### ACTIVITY
Each record must appear in your answer exactly as it does below.

[Data about app and page elements]
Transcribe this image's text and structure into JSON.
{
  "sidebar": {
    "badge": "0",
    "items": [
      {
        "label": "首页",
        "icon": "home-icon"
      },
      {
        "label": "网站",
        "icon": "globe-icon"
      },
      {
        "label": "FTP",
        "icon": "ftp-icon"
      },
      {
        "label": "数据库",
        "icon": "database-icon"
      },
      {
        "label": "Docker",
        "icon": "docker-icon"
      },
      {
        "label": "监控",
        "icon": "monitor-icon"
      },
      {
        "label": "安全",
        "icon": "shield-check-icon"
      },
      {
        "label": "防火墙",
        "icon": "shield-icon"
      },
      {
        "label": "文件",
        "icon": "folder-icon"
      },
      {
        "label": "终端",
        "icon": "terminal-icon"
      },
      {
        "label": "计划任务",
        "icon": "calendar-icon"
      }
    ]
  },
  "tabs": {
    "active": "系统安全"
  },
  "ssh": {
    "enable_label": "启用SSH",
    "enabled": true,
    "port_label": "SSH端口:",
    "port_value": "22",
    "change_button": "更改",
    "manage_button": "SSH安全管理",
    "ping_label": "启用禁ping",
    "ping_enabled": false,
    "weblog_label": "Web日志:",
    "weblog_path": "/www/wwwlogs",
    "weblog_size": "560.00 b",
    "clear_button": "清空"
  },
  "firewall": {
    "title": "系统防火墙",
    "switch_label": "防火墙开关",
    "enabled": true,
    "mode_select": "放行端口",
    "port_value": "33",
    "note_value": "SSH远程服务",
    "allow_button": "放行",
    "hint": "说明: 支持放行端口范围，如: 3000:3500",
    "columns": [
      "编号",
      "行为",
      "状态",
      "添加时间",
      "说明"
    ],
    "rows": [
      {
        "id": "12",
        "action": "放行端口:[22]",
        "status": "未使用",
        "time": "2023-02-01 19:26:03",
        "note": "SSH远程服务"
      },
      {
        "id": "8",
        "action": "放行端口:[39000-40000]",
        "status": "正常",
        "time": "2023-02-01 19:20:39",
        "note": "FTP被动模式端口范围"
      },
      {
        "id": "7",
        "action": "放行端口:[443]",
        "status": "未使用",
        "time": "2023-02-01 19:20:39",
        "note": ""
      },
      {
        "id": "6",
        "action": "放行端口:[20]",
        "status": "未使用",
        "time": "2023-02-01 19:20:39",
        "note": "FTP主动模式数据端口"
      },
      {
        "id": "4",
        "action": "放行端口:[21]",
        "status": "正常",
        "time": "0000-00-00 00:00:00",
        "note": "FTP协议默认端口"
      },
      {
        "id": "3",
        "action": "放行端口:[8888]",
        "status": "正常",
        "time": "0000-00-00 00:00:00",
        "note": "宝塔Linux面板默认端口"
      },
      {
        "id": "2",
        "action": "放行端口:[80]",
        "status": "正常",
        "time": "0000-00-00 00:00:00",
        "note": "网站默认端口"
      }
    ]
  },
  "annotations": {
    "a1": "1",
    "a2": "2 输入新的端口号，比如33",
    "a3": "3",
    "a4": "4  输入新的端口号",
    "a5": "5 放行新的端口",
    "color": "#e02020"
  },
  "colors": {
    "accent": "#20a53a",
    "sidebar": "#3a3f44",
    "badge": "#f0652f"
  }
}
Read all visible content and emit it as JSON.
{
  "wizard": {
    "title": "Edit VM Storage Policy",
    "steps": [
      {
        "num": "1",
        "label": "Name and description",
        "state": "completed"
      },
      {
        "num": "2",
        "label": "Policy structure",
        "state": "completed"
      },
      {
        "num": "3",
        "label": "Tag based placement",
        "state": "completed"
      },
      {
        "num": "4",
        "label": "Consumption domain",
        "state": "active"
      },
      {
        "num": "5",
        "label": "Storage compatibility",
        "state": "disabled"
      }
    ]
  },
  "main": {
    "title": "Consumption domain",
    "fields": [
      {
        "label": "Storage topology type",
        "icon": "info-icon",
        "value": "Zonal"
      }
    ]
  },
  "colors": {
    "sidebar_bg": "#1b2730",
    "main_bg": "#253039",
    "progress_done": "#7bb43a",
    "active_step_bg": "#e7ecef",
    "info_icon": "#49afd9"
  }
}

### REPLY
Transcribe this image's text and structure into JSON.
{
  "sidebar": {
    "badge": "0",
    "items": [
      {
        "label": "首页",
        "icon": "home-icon"
      },
      {
        "label": "网站",
        "icon": "globe-icon"
      },
      {
        "label": "FTP",
        "icon": "ftp-icon"
      },
      {
        "label": "数据库",
        "icon": "database-icon"
      },
      {
        "label": "Docker",
        "icon": "docker-icon"
      },
      {
        "label": "监控",
        "icon": "monitor-icon"
      },
      {
        "label": "安全",
        "icon": "shield-check-icon"
      },
      {
        "label": "防火墙",
        "icon": "shield-icon"
      },
      {
        "label": "文件",
        "icon": "folder-icon"
      },
      {
        "label": "终端",
        "icon": "terminal-icon"
      },
      {
        "label": "计划任务",
        "icon": "calendar-icon"
      }
    ]
  },
  "tabs": {
    "active": "系统安全"
  },
  "ssh": {
    "enable_label": "启用SSH",
    "enabled": true,
    "port_label": "SSH端口:",
    "port_value": "22",
    "change_button": "更改",
    "manage_button": "SSH安全管理",
    "ping_label": "启用禁ping",
    "ping_enabled": false,
    "weblog_label": "Web日志:",
    "weblog_path": "/www/wwwlogs",
    "weblog_size": "560.00 b",
    "clear_button": "清空"
  },
  "firewall": {
    "title": "系统防火墙",
    "switch_label": "防火墙开关",
    "enabled": true,
    "mode_select": "放行端口",
    "port_value": "33",
    "note_value": "SSH远程服务",
    "allow_button": "放行",
    "hint": "说明: 支持放行端口范围，如: 3000:3500",
    "columns": [
      "编号",
      "行为",
      "状态",
      "添加时间",
      "说明"
    ],
    "rows": [
      {
        "id": "12",
        "action": "放行端口:[22]",
        "status": "未使用",
        "time": "2023-02-01 19:26:03",
        "note": "SSH远程服务"
      },
      {
        "id": "8",
        "action": "放行端口:[39000-40000]",
        "status": "正常",
        "time": "2023-02-01 19:20:39",
        "note": "FTP被动模式端口范围"
      },
      {
        "id": "7",
        "action": "放行端口:[443]",
        "status": "未使用",
        "time": "2023-02-01 19:20:39",
        "note": ""
      },
      {
        "id": "6",
        "action": "放行端口:[20]",
        "status": "未使用",
        "time": "2023-02-01 19:20:39",
        "note": "FTP主动模式数据端口"
      },
      {
        "id": "4",
        "action": "放行端口:[21]",
        "status": "正常",
        "time": "0000-00-00 00:00:00",
        "note": "FTP协议默认端口"
      },
      {
        "id": "3",
        "action": "放行端口:[8888]",
        "status": "正常",
        "time": "0000-00-00 00:00:00",
        "note": "宝塔Linux面板默认端口"
      },
      {
        "id": "2",
        "action": "放行端口:[80]",
        "status": "正常",
        "time": "0000-00-00 00:00:00",
        "note": "网站默认端口"
      }
    ]
  },
  "annotations": {
    "a1": "1",
    "a2": "2 输入新的端口号，比如33",
    "a3": "3",
    "a4": "4  输入新的端口号",
    "a5": "5 放行新的端口",
    "color": "#e02020"
  },
  "colors": {
    "accent": "#20a53a",
    "sidebar": "#3a3f44",
    "badge": "#f0652f"
  }
}
Read all visible content and emit it as JSON.
{
  "wizard": {
    "title": "Edit VM Storage Policy",
    "steps": [
      {
        "num": "1",
        "label": "Name and description",
        "state": "completed"
      },
      {
        "num": "2",
        "label": "Policy structure",
        "state": "completed"
      },
      {
        "num": "3",
        "label": "Tag based placement",
        "state": "completed"
      },
      {
        "num": "4",
        "label": "Consumption domain",
        "state": "active"
      },
      {
        "num": "5",
        "label": "Storage compatibility",
        "state": "disabled"
      }
    ]
  },
  "main": {
    "title": "Consumption domain",
    "fields": [
      {
        "label": "Storage topology type",
        "icon": "info-icon",
        "value": "Zonal"
      }
    ]
  },
  "colors": {
    "sidebar_bg": "#1b2730",
    "main_bg": "#253039",
    "progress_done": "#7bb43a",
    "active_step_bg": "#e7ecef",
    "info_icon": "#49afd9"
  }
}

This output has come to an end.